Address by President Nelson Mandela on accepting Honorary Doctorate of the Russian Academy of Sciences, Moscow - Russia

30 April 1999

Master of ceremonies;
Distinguished members of the Russian Academy of Sciences and Moscow State University;
Your excellencies;
Ladies and Gentlemen,

It is indeed a very special honour to receive not one Honorary Doctorate but two, and not from one prestigious institution of learning but two!.

I will always cherish this association with the great intellectuals of a renowned tradition of scientific endeavour.

I will do so knowing that it is no personal achievement that you are recognising. Rather it is a tribute to a people who never doubted the simple truths of human existence even though all the resources of colonial and apartheid rule would have them believe the dogma of racist doctrine.

I would interpret your action also as a tribute to the intellectuals of our country, of all colours and backgrounds, who have followed their calling to fashion the complex experience and aspirations of our diverse society into a single, realisable vision of a society at peace with itself.

And I would interpret it as encouragement to all those who are today seeking to put knowledge at the service of development and the enlargement of freedom.

It is in this spirit that I accept this double honour in the name of our people.

These two awards, one made when I and many others were still in jail, in exile or engaged in underground and mass struggle for freedom; the other conferred on the first elected President of a democratic South Africa, together convey a powerful message. It is that your solidarity with a people fighting for liberation has become a partnership with a free nation engaged in reconstruction and development.

Our people have reached out to one another across the imposed divisions of centuries to live out together the consequences of the profound but simple fact that, complex as history may have made our society, we are one people with one destiny.

In doing so they are opening the way to knowledge in many spheres.

The history of South Africa, like the history of Africa as a whole, is being recovered, as the weight of colonial myth is lifted.

Science and technology are being mobilised towards challenging and stimulating national goals rather than the debilitating defence of narrow interests.

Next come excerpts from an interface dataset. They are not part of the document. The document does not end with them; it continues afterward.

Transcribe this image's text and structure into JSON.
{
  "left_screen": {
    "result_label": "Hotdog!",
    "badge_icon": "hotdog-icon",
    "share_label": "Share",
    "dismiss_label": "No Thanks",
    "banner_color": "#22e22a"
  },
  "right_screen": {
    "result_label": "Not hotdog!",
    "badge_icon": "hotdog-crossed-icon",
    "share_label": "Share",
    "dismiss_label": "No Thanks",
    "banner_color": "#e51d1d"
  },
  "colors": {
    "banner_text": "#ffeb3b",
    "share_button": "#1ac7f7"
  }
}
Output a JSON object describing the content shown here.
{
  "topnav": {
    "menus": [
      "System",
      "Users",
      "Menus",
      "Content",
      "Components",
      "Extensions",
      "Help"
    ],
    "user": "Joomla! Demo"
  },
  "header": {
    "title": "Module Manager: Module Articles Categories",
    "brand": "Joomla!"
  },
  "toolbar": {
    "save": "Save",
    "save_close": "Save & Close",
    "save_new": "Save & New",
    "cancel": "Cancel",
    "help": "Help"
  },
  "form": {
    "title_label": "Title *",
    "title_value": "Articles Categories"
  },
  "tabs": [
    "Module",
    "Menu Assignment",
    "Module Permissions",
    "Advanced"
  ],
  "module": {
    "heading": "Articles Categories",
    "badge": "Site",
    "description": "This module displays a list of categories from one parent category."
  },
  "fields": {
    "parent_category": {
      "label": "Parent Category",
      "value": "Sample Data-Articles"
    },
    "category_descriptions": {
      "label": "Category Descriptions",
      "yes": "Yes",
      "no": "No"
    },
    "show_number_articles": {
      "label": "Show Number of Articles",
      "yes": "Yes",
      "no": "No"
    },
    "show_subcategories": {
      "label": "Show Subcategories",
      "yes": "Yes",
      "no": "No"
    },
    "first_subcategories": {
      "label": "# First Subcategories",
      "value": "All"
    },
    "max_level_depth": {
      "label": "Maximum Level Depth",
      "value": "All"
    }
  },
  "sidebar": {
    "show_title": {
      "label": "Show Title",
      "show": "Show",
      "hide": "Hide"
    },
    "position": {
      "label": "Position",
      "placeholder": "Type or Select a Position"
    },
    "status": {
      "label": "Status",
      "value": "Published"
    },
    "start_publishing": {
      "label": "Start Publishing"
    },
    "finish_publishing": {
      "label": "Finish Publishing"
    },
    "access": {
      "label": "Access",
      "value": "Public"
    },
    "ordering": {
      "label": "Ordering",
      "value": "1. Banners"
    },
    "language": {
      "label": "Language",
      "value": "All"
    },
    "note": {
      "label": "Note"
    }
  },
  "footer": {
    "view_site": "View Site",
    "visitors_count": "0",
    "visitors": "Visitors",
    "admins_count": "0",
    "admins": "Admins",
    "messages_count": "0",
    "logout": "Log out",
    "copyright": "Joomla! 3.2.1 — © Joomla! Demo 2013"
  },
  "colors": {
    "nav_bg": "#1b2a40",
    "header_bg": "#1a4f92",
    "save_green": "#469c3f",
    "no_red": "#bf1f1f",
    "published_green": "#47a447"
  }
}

Our Academy of Science, now a formal partner of the Russian Academy, is itself a product of democratisation in South Africa, born of the need to unify science in the service of all our people.

Dealing with the legacy of generations of oppression and discrimination is no quick or easy task. Although the lives of millions of South Africans have begun to improve, we face still greater challenges than those we have already overcome.

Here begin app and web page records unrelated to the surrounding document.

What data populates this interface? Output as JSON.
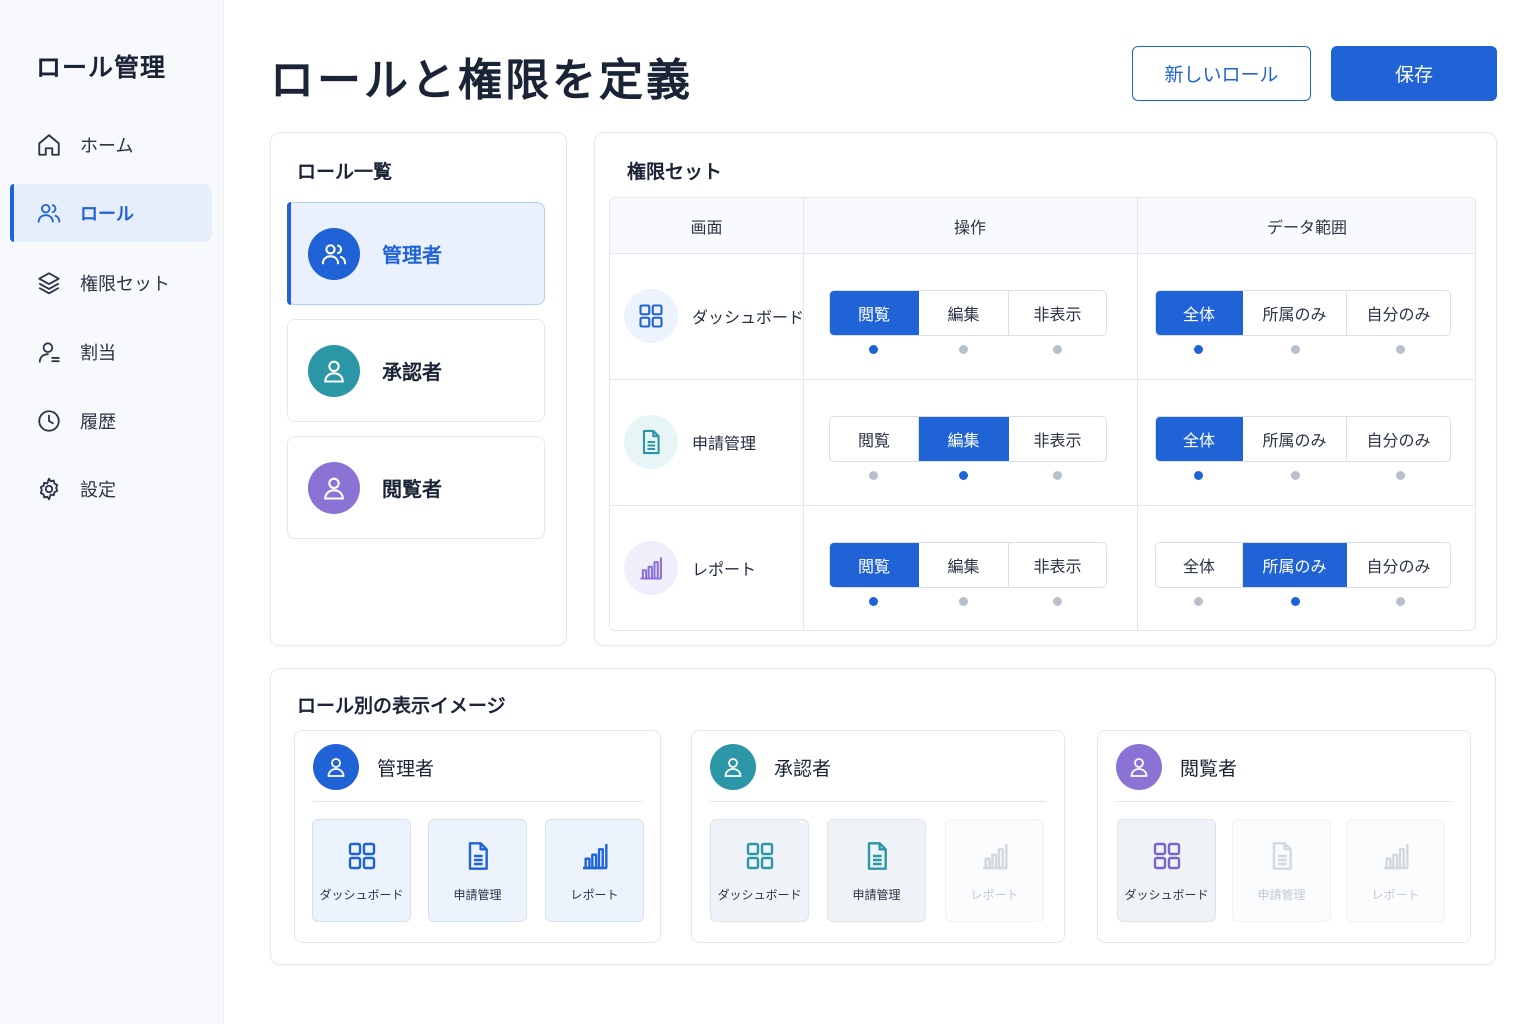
{
  "sidebar": {
    "title": "ロール管理",
    "items": [
      {
        "label": "ホーム",
        "icon": "home-icon"
      },
      {
        "label": "ロール",
        "icon": "users-icon"
      },
      {
        "label": "権限セット",
        "icon": "layers-icon"
      },
      {
        "label": "割当",
        "icon": "user-icon"
      },
      {
        "label": "履歴",
        "icon": "clock-icon"
      },
      {
        "label": "設定",
        "icon": "gear-icon"
      }
    ],
    "active_item": "ロール"
  },
  "header": {
    "title": "ロールと権限を定義",
    "new_role_label": "新しいロール",
    "save_label": "保存"
  },
  "roles_panel": {
    "title": "ロール一覧",
    "roles": [
      {
        "name": "管理者",
        "color": "#1f63d6"
      },
      {
        "name": "承認者",
        "color": "#2a96a6"
      },
      {
        "name": "閲覧者",
        "color": "#8b73d6"
      }
    ],
    "selected": "管理者"
  },
  "permissions": {
    "title": "権限セット",
    "columns": {
      "screen": "画面",
      "operation": "操作",
      "scope": "データ範囲"
    },
    "operation_options": [
      "閲覧",
      "編集",
      "非表示"
    ],
    "scope_options": [
      "全体",
      "所属のみ",
      "自分のみ"
    ],
    "rows": [
      {
        "screen": "ダッシュボード",
        "icon": "dashboard-grid-icon",
        "operation": "閲覧",
        "scope": "全体"
      },
      {
        "screen": "申請管理",
        "icon": "document-icon",
        "operation": "編集",
        "scope": "全体"
      },
      {
        "screen": "レポート",
        "icon": "bar-chart-icon",
        "operation": "閲覧",
        "scope": "所属のみ"
      }
    ]
  },
  "preview": {
    "title": "ロール別の表示イメージ",
    "cards": [
      {
        "role": "管理者",
        "tiles": [
          {
            "label": "ダッシュボード",
            "enabled": true
          },
          {
            "label": "申請管理",
            "enabled": true
          },
          {
            "label": "レポート",
            "enabled": true
          }
        ]
      },
      {
        "role": "承認者",
        "tiles": [
          {
            "label": "ダッシュボード",
            "enabled": true
          },
          {
            "label": "申請管理",
            "enabled": true
          },
          {
            "label": "レポート",
            "enabled": false
          }
        ]
      },
      {
        "role": "閲覧者",
        "tiles": [
          {
            "label": "ダッシュボード",
            "enabled": true
          },
          {
            "label": "申請管理",
            "enabled": false
          },
          {
            "label": "レポート",
            "enabled": false
          }
        ]
      }
    ]
  },
  "colors": {
    "primary": "#1f63d6",
    "teal": "#2a96a6",
    "purple": "#8b73d6",
    "muted": "#b8c0cc"
  }
}
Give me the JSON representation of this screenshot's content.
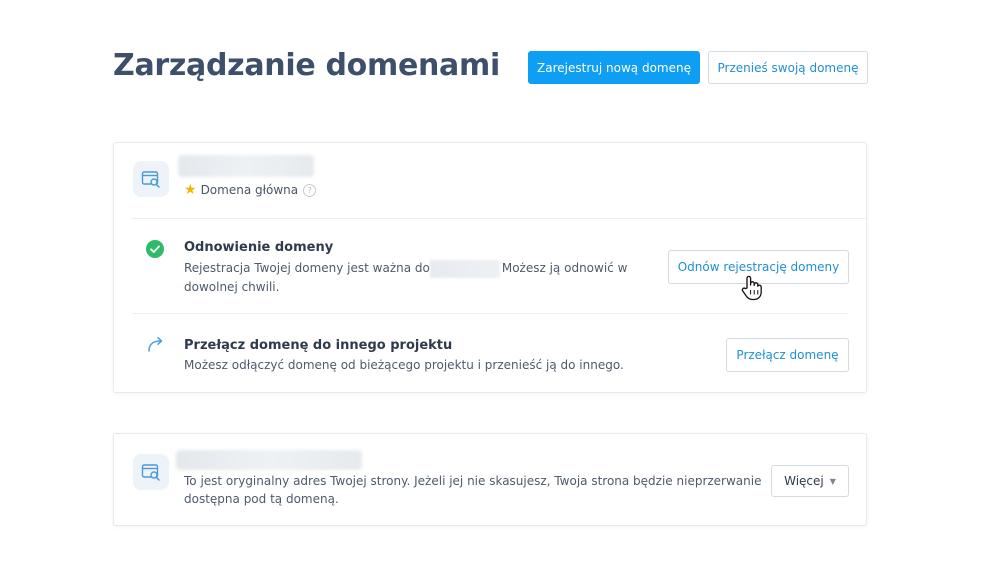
{
  "page": {
    "title": "Zarządzanie domenami"
  },
  "header": {
    "register_label": "Zarejestruj nową domenę",
    "transfer_label": "Przenieś swoją domenę"
  },
  "main_domain_card": {
    "badge": "Domena główna",
    "renewal": {
      "title": "Odnowienie domeny",
      "desc_before": "Rejestracja Twojej domeny jest ważna do",
      "desc_after": "Możesz ją odnowić w",
      "desc_line2": "dowolnej chwili.",
      "button": "Odnów rejestrację domeny"
    },
    "switch": {
      "title": "Przełącz domenę do innego projektu",
      "desc": "Możesz odłączyć domenę od bieżącego projektu i przenieść ją do innego.",
      "button": "Przełącz domenę"
    }
  },
  "original_domain_card": {
    "desc_line1": "To jest oryginalny adres Twojej strony. Jeżeli jej nie skasujesz, Twoja strona będzie nieprzerwanie",
    "desc_line2": "dostępna pod tą domeną.",
    "more_button": "Więcej"
  },
  "icons": {
    "domain": "domain-browser-icon",
    "star": "star-icon",
    "help": "help-circle-icon",
    "check": "check-circle-icon",
    "switch": "arrow-curve-icon",
    "caret": "caret-down-icon",
    "cursor": "hand-pointer-icon"
  },
  "colors": {
    "primary": "#0e9ef3",
    "link": "#1f8fd6",
    "success": "#2dbb6a",
    "star": "#f5b400",
    "title": "#3d4f6b"
  }
}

To house those who are still homeless and bring clean water to those who still lack it, beyond those who have gained access to the these basic needs in our first five years of freedom; to ensure that all our children study in conditions that are conducive to learning; to defeat the scourges of AIDS, crime and unemployment that we face in common with much of the world, to overcome attitudes ingrained over centuries: these things will require all our strength and ingenuity, as well as that of our friends.

That is true of science and science education, as it is of every other sphere of social life. Indeed, amongst the most devastating consequences of apartheid's neglect of the education of most South Africans, is a desperate shortage of scientific and technical personnel precisely when reconstruction demands such skills in abundance.

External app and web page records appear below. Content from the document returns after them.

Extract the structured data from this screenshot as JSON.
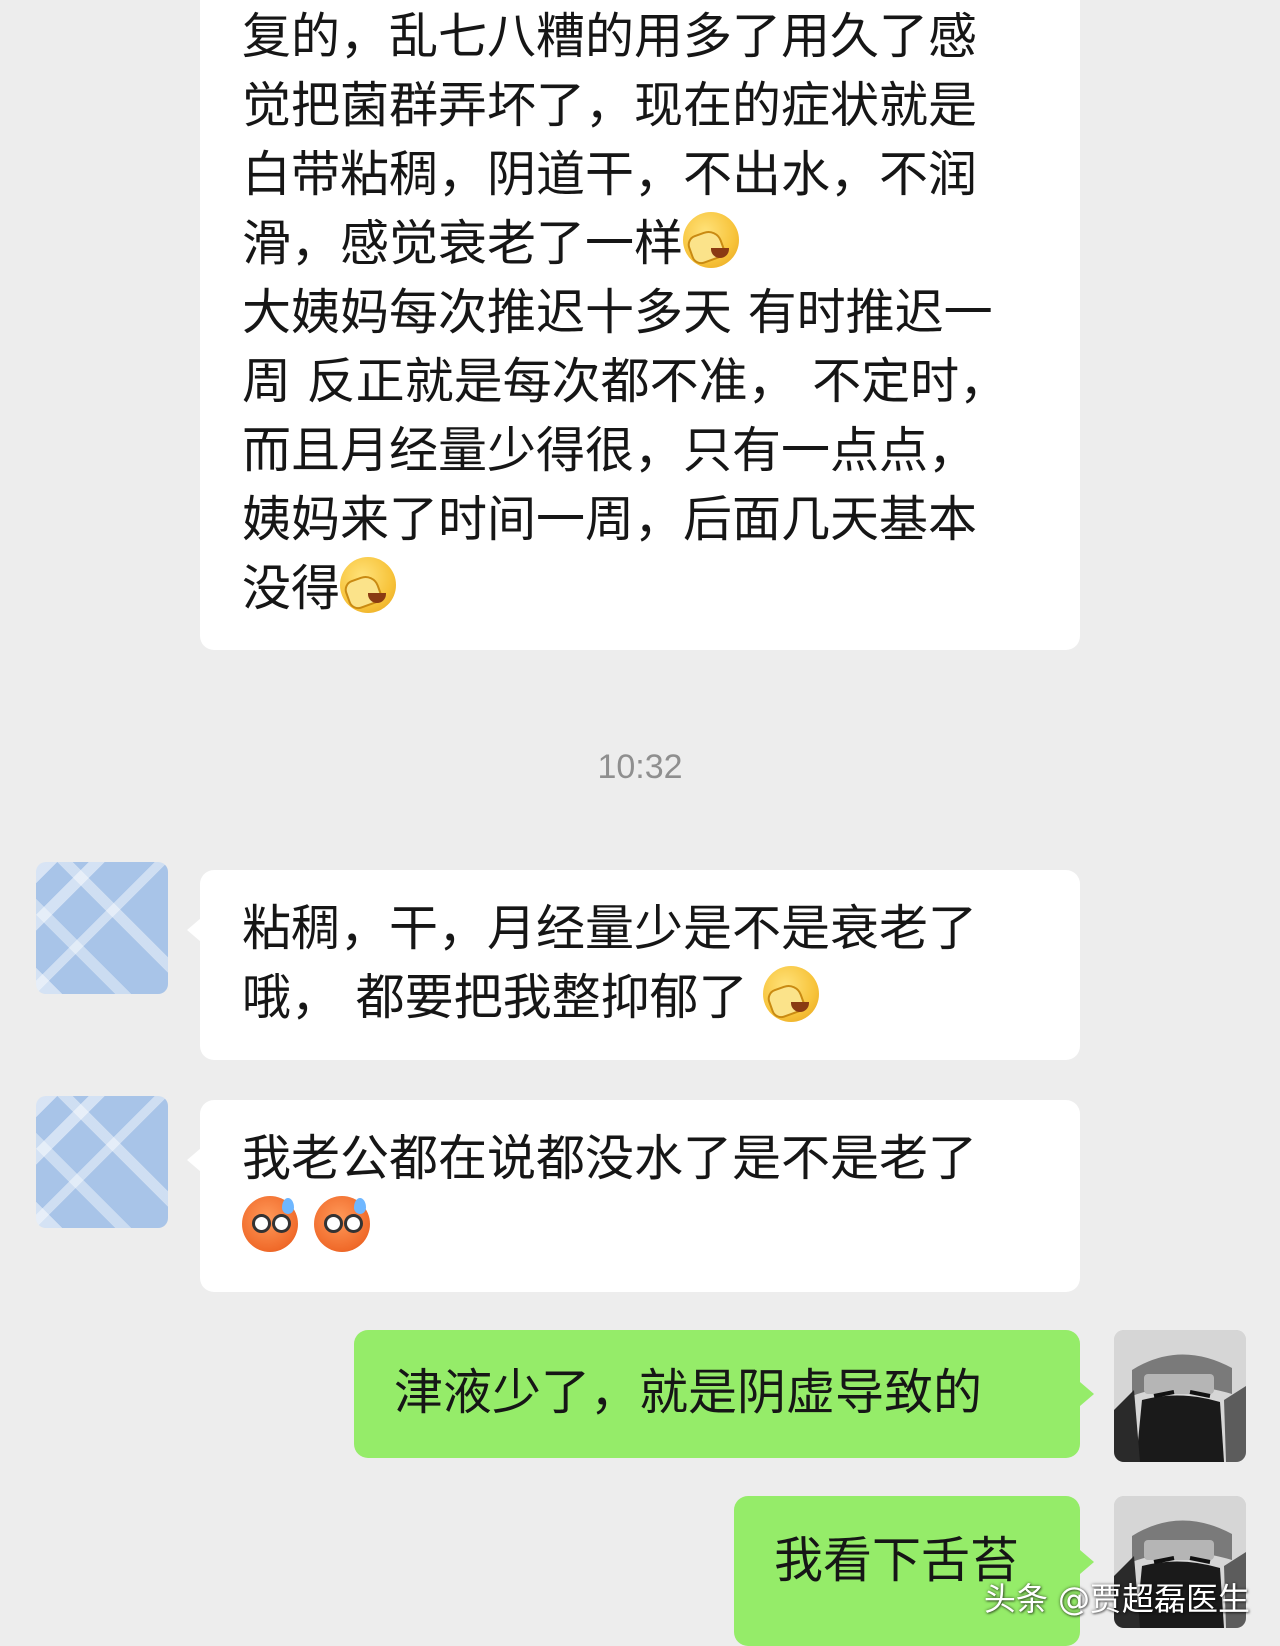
{
  "messages": [
    {
      "side": "incoming",
      "lines": [
        "复的，乱七八糟的用多了用久了感",
        "觉把菌群弄坏了，现在的症状就是",
        "白带粘稠，阴道干，不出水，不润",
        "滑，感觉衰老了一样",
        "大姨妈每次推迟十多天 有时推迟一",
        "周 反正就是每次都不准， 不定时，",
        "而且月经量少得很，只有一点点，",
        "姨妈来了时间一周，后面几天基本",
        "没得"
      ]
    },
    {
      "timestamp": "10:32"
    },
    {
      "side": "incoming",
      "lines": [
        "粘稠，干，月经量少是不是衰老了",
        "哦， 都要把我整抑郁了"
      ]
    },
    {
      "side": "incoming",
      "lines": [
        "我老公都在说都没水了是不是老了"
      ]
    },
    {
      "side": "outgoing",
      "lines": [
        "津液少了，就是阴虚导致的"
      ]
    },
    {
      "side": "outgoing",
      "lines": [
        "我看下舌苔"
      ]
    }
  ],
  "emojis": {
    "facepalm": "facepalm-emoji",
    "sweat": "sweat-face-emoji"
  },
  "watermark": "头条 @贾超磊医生",
  "colors": {
    "background": "#ededed",
    "incoming_bubble": "#ffffff",
    "outgoing_bubble": "#95ec69",
    "timestamp": "#8f8f8f"
  }
}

Our country has drawn great benefit from the hundreds of young South Africans studied in your higher education institutions. We dare to think that having them amongst you also deepened the understanding your youth had of the world which we share.

Now that we have achieved freedom, that interaction has become also a direct one between the institutions of learning and research of our two countries.

For any country a fundamental question of policy is to achieve the right balance, for that society, between the production of knowledge which has no foreseeable application for decades and that which can be readily exploited and applied to immediate social and economic purpose. The fact that our co-operation in science, science education and research is being located firmly within the context of our common heritage of exceptional mineral resources and our common drive for sustained growth, promotes that balance in South Africa.

It challenges us not only to help equip one another to turn those resources into products that meet our people's needs and that can be sold within the world market, but also to deepen our understanding of the process of economic globalisation. We can assist one another not only to ward off the negative aspects of this process, but also to take advantage of the opportunities. We can work together for an international economic system in which the benefits do not go disproportionately to the more powerful nations and the costs to the weaker.

In such ways this relationship for the mutual advancement and application of knowledge will improve the lives of our people and take us closer to a world that better reflects the needs of the large part of humanity that still lives in poverty and insecurity.

It is these affinities between the ideals to which your institutions are dedicated and the courageous struggle of my people which make me proud to receive the honorary degree which you have bestowed on me today.

I thank you once more for this great honour.

May our bonds with Russia long continue to help freedom and knowledge strengthen one another.

I thank you!

Issued by the Office of the President

Source: Nelson Mandela Foundation